If your travel to New York City involves plenty of subway rides and only carrying light bags on your flight, you might want to buy the Unlimited Ride MetroCard right upon your arrival at JFK. But since no direct subway line links to the airport, you still need to take the AirTrain transfer from JFK to the Jamaica Station of the Long Island Rail Road network. From there, you can take the New York subway trains at E, J, and Z subway lines after buying the MetroCard or a single journey subway ticket.
Unlimited MetroCard costs 7-day at $32, reduced at $16 / 30-day for $121, reduced at $60.50.
f you don’t expect to take a frequent subway ride, get a single journey NYC subway ticket at $2.75.
- Price: $5 AirTrain + MetroCard / $2.75; 60-90 minutes to midtown Manhattan
Grand Central Madison Station
Travelers to New York City now have a quicker, more convenient way to get from John F. Kennedy International Airport (JFK) thanks to the new Grand Central Madison Station, which opened IN 2023 by the Long Island Rail Road (LIRR). The new station connects JFK Airport to Grand Central Terminal and Penn Station on Manhattan’s East Side: trains run between 6:15 a.m. and 8 p.m. on weekdays and between 7 a.m. and 11 p.m. on weekends with the frequency of every 30 minutes except during peak periods when they will run once per hour.
The opening of the Grand Central Madison Station marks the first expansion of the LIRR in 112 years, offering much-needed relief to travelers who previously had to rely on the lengthy and often unreliable AirTrain connection from Jamaica, Queens, to Manhattan. The station is designed to welcome travelers with its brightly-lit halls and glass mosaics. It includes an 875-square-foot abstract and figurative mosaic by Yayoi Kusama entitled “A Message of Love, Directly from My Heart unto the Universe.” The station also provides streamlined access to the 4, 5, 6, 7, and S subway lines and the Metro-North Railroad, servicing Westchester and other areas north of the city.
Notes and Travel Tips:
- Hold on to your MetroCard since it can be refillable; it costs $1 to get a new card.
- Strangers may approach and offer to sell used MetroCards.
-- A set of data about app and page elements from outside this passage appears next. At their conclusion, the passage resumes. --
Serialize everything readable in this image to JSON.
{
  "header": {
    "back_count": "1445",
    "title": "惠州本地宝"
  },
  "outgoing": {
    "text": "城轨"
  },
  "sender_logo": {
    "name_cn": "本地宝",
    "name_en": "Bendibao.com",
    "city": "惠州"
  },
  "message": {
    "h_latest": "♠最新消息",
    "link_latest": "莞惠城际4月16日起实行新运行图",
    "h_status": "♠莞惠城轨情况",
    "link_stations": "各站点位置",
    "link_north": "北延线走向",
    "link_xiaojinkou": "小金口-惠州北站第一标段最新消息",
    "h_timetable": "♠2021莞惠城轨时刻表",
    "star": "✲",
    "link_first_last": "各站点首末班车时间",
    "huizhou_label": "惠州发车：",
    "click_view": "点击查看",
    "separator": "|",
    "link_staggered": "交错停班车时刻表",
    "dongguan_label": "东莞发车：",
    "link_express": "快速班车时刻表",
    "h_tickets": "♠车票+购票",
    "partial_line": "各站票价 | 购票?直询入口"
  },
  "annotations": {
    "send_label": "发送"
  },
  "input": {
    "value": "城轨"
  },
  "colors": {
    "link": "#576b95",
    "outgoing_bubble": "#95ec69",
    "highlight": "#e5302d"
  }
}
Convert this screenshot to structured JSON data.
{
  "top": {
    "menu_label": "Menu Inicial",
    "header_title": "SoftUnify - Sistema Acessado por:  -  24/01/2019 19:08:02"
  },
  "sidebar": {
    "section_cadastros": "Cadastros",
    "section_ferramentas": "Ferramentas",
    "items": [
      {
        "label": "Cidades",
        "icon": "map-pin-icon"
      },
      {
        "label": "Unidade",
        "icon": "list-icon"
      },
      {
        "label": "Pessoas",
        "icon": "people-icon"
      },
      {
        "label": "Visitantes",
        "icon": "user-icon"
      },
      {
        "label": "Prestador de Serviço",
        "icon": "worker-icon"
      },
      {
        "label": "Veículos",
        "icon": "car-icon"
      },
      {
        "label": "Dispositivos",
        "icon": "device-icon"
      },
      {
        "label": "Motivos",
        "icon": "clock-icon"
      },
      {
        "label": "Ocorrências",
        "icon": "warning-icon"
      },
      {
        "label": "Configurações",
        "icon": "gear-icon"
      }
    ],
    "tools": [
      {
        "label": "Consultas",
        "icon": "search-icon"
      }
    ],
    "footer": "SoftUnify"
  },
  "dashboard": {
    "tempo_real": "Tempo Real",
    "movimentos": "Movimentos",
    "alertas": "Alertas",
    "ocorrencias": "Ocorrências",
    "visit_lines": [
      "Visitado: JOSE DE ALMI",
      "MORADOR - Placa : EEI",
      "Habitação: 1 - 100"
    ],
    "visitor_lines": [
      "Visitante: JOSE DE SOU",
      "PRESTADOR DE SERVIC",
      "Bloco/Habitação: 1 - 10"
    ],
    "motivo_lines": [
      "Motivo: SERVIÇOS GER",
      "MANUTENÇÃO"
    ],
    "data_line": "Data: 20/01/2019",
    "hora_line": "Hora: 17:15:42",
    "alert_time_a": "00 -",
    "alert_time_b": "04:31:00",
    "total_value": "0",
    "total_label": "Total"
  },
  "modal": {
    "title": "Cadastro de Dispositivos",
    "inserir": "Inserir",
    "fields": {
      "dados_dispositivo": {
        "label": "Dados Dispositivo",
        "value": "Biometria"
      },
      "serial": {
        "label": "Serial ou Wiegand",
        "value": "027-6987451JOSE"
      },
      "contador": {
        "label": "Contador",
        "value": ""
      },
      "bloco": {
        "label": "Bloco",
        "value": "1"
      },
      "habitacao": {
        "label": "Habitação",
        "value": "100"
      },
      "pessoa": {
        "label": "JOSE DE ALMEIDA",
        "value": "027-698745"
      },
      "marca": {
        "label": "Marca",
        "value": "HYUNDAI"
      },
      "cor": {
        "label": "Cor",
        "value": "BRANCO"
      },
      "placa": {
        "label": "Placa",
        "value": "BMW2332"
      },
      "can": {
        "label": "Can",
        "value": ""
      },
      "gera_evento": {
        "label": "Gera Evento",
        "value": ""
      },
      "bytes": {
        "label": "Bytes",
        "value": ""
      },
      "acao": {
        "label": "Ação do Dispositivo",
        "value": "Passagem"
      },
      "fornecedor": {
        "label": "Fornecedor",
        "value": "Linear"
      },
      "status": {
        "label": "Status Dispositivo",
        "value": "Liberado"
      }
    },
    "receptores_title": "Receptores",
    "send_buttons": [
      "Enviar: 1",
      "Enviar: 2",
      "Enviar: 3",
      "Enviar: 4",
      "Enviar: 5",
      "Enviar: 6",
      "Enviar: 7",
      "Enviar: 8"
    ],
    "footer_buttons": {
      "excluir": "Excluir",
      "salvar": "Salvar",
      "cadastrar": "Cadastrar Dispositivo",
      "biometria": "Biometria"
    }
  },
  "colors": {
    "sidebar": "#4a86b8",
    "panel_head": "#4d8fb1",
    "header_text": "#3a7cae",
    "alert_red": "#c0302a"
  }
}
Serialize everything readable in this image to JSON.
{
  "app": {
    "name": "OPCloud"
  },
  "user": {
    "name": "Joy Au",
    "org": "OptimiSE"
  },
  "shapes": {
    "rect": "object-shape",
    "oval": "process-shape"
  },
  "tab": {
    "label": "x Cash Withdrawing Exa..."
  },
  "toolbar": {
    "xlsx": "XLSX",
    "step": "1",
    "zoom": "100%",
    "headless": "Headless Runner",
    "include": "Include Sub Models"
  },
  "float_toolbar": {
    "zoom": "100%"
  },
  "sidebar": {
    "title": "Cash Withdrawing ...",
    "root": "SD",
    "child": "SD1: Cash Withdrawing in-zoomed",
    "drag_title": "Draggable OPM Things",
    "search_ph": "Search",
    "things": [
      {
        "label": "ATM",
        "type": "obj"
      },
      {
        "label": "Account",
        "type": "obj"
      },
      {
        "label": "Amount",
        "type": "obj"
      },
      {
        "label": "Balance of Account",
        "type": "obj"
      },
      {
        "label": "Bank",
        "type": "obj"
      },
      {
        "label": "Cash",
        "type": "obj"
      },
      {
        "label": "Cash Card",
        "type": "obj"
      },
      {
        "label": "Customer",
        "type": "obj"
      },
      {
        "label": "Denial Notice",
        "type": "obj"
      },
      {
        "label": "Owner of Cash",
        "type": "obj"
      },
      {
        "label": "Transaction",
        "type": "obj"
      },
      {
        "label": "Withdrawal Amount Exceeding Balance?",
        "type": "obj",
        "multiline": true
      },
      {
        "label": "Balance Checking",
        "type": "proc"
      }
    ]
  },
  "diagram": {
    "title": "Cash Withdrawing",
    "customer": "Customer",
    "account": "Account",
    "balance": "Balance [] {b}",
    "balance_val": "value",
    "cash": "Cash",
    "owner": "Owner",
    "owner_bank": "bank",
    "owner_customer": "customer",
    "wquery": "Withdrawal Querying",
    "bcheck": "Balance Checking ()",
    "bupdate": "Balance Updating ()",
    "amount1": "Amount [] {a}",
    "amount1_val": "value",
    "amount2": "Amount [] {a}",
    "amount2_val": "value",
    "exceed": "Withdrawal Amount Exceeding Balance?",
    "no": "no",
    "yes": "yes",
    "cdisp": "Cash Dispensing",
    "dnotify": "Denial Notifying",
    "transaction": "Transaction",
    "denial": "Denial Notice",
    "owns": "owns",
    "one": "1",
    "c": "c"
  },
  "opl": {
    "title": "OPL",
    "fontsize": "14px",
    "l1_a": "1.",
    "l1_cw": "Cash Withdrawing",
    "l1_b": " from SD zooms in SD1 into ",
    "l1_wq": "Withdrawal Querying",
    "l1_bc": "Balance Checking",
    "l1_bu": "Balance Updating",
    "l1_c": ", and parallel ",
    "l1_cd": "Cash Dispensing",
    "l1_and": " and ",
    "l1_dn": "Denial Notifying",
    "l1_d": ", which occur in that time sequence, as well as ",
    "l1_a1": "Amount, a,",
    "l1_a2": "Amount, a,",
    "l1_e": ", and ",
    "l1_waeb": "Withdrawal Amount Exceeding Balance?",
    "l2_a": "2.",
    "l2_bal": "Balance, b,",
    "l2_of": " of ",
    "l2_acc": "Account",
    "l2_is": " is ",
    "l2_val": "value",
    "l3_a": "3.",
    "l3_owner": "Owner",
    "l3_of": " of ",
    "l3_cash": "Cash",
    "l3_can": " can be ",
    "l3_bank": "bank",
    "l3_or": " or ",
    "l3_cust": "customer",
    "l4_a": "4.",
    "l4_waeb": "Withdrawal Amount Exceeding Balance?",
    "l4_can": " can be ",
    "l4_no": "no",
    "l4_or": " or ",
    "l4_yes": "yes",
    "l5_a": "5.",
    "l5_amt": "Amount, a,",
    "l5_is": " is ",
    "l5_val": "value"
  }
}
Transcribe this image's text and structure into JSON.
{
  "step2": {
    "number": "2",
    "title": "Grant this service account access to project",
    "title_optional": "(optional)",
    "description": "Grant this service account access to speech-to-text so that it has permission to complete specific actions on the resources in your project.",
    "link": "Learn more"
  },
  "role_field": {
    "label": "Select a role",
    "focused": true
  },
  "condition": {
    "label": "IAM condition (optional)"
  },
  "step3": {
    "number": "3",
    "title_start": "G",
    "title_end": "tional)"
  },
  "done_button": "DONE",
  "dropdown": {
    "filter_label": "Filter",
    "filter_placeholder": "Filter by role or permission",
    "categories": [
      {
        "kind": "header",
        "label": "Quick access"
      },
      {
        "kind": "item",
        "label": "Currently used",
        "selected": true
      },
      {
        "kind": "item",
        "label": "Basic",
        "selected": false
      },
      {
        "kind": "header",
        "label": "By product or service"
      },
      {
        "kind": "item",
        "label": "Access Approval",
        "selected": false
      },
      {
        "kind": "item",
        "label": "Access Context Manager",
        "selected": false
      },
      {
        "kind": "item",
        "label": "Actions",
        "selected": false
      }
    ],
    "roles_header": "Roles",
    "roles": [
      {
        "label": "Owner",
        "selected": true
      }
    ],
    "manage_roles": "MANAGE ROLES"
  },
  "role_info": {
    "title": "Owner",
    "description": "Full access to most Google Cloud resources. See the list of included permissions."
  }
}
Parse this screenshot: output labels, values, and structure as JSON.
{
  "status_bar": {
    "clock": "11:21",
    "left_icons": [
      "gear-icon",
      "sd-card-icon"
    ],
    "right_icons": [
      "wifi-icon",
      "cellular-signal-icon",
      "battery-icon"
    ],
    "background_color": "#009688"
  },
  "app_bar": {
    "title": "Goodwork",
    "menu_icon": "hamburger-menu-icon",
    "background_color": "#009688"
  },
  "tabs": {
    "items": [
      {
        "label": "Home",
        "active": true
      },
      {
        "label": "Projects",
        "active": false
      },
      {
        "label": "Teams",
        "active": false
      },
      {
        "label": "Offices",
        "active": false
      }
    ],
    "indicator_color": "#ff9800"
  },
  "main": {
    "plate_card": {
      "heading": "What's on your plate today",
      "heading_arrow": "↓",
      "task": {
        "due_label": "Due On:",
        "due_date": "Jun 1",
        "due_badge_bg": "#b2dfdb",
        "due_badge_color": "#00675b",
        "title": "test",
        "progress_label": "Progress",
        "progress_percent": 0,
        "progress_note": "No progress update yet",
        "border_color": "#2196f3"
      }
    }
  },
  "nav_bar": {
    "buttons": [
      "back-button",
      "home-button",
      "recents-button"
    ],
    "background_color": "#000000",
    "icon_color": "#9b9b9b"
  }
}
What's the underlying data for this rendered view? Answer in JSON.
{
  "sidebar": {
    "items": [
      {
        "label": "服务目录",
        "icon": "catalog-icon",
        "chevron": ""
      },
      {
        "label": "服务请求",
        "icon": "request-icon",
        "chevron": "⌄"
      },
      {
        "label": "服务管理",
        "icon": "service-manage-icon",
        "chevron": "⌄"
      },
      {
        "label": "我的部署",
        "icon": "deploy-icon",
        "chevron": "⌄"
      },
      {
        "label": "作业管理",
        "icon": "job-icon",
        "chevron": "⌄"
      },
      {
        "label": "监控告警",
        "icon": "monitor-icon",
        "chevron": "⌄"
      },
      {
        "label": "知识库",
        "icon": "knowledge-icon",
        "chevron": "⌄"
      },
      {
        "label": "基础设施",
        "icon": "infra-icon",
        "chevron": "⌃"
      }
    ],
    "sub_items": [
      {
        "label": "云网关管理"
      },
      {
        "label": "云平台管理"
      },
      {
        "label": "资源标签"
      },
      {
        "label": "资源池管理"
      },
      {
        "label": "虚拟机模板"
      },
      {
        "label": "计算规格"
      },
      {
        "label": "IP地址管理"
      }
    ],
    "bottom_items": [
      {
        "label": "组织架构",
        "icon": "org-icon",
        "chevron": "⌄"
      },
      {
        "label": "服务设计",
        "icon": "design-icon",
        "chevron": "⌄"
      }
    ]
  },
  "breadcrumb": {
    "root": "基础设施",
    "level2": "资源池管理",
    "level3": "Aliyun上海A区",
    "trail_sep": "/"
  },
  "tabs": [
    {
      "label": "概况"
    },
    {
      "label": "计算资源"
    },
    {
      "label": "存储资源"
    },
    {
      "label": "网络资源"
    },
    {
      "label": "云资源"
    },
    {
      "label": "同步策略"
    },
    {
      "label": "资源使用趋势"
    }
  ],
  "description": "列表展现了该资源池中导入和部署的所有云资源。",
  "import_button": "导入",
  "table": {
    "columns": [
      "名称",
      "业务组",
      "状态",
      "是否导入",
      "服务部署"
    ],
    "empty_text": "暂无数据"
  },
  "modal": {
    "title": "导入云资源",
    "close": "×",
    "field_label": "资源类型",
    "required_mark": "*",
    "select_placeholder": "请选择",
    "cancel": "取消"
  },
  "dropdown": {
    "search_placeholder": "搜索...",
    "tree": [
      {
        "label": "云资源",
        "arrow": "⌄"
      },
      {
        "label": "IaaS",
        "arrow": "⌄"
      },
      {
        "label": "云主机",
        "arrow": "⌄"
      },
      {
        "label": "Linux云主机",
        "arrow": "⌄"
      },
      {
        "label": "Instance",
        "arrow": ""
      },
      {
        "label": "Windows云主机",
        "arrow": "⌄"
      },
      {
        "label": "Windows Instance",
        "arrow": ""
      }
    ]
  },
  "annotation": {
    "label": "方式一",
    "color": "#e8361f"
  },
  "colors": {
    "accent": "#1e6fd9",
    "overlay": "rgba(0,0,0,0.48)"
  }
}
Ignore them and only buy at designated vending machines.
There are several ways to get out of John F. Kennedy International Airport towards Manhattan. Each has pros and cons regarding cost, travel duration, comfort, and timing.